◆ What the exercise asks:
Quote all entries in full, exactly.

(Beginning of Material to process)

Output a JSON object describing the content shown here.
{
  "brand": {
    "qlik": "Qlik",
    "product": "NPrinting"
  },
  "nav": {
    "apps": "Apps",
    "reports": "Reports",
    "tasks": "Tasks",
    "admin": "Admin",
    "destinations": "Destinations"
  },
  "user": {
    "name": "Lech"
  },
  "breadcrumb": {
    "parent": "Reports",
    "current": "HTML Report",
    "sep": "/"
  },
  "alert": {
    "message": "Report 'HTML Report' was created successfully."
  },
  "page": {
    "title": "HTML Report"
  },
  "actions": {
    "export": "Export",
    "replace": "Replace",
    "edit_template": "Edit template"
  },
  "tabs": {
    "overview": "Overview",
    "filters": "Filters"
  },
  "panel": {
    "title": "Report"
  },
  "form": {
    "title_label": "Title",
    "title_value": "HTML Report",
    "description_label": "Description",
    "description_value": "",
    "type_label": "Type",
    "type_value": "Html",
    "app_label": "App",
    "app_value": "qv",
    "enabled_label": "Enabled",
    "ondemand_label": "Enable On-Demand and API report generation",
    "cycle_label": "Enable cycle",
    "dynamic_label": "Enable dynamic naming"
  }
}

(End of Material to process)

◆ Your response:
Output a JSON object describing the content shown here.
{
  "brand": {
    "qlik": "Qlik",
    "product": "NPrinting"
  },
  "nav": {
    "apps": "Apps",
    "reports": "Reports",
    "tasks": "Tasks",
    "admin": "Admin",
    "destinations": "Destinations"
  },
  "user": {
    "name": "Lech"
  },
  "breadcrumb": {
    "parent": "Reports",
    "current": "HTML Report",
    "sep": "/"
  },
  "alert": {
    "message": "Report 'HTML Report' was created successfully."
  },
  "page": {
    "title": "HTML Report"
  },
  "actions": {
    "export": "Export",
    "replace": "Replace",
    "edit_template": "Edit template"
  },
  "tabs": {
    "overview": "Overview",
    "filters": "Filters"
  },
  "panel": {
    "title": "Report"
  },
  "form": {
    "title_label": "Title",
    "title_value": "HTML Report",
    "description_label": "Description",
    "description_value": "",
    "type_label": "Type",
    "type_value": "Html",
    "app_label": "App",
    "app_value": "qv",
    "enabled_label": "Enabled",
    "ondemand_label": "Enable On-Demand and API report generation",
    "cycle_label": "Enable cycle",
    "dynamic_label": "Enable dynamic naming"
  }
}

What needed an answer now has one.